Perth is a pretty city yet, at the same time, a little curious. There are walkways and cycle routes all along the river banks, providing zero excuses not to have a fantastic outdoors lifestyle. The city centre is neatly laid out, all thoroughly modern and regular. It is clean. The gardens are lush and exceedingly well maintained. There are amazingly tall buildings (some growing taller by the week) that give me that strange feeling – like I’ve got vertigo, but in reverse.
There are also walls filled with potted plants.
Then there are cute, older buildings tucked in amongst the shiny and newer ones that give just a hint of what Perth might have looked like back in the boom days of the gold rushes in Coolgardie (1892) and Kalgoorlie (1893).

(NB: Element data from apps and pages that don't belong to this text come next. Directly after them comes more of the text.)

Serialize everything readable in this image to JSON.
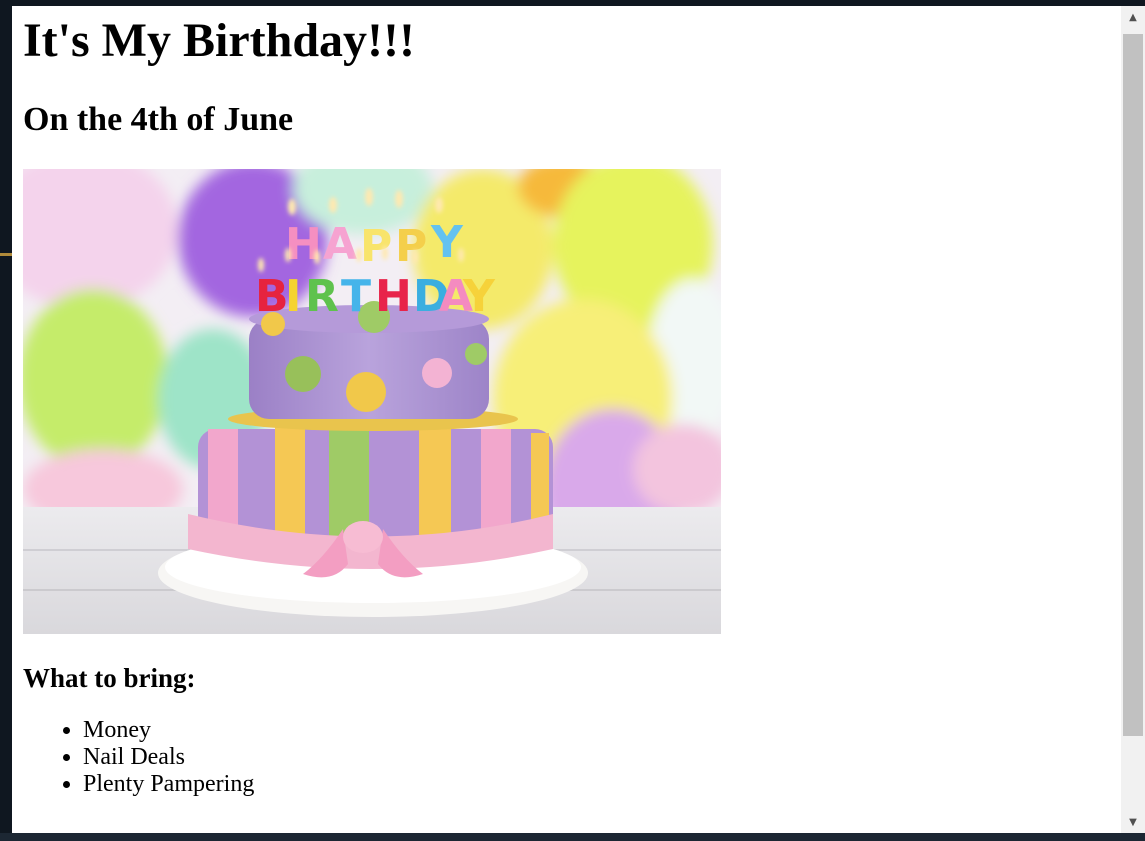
{
  "page": {
    "title": "It's My Birthday!!!",
    "subtitle": "On the 4th of June",
    "section_heading": "What to bring:",
    "items": [
      "Money",
      "Nail Deals",
      "Plenty Pampering"
    ]
  },
  "image": {
    "subject": "birthday-cake-photo",
    "candle_text_top": "HAPPY",
    "candle_text_bottom": "BIRTHDAY"
  },
  "scrollbar": {
    "up_icon": "▲",
    "down_icon": "▼"
  },
  "colors": {
    "frame": "#0f1720",
    "page_bg": "#ffffff",
    "scroll_track": "#f1f1f1",
    "scroll_thumb": "#c1c1c1"
  }
}
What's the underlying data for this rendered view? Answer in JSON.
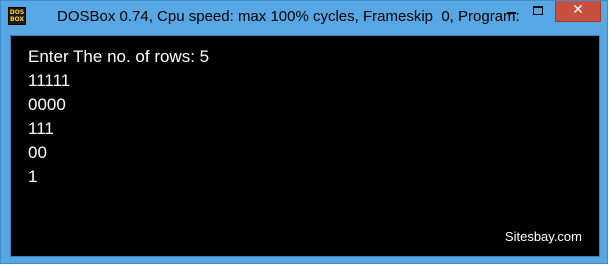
{
  "window": {
    "title": "DOSBox 0.74, Cpu speed: max 100% cycles, Frameskip  0, Program:",
    "icon_text": "DOS BOX",
    "icon": "dosbox-icon",
    "controls": {
      "minimize_icon": "minimize-icon",
      "maximize_icon": "maximize-icon",
      "close_icon": "close-icon",
      "close_glyph": "✕"
    }
  },
  "console": {
    "lines": [
      "Enter The no. of rows: 5",
      "11111",
      "0000",
      "111",
      "00",
      "1"
    ],
    "watermark": "Sitesbay.com",
    "background": "#000000",
    "text_color": "#ffffff"
  },
  "colors": {
    "frame": "#56a7e3",
    "close_button": "#c7503f"
  }
}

My two favourite examples are the Perth Mint (built in 1899 as a direct result of the gold rushes) and the Old Perth Fire Station, built around 1900.
In some places just a façade remains; a colourfully painted colonial front to a shiny, glassy, monstrous office or apartment block behind. I’m still not quite sure what to make of them.
Much of what you see in Perth today is the result of the mineral wealth (specifically gold) of Western Australia.
Perth is also home to the highest population (per capita) of self-made millionaires – usually having had something to do with mining i.e. the financial backing of a mining/exploration venture.
Perth is also a very expensive city to visit. You’d be lucky to get change from $20 for two pints of the local Swan Draught, which I enjoyed (a lot). On the other hand, the minimum wage is relatively high (ok, vastly higher than in the UK!!).
It’s also (usually) really sunny in Perth (on average 8 hours per day) – quite different to its namesake Perth, Scotland!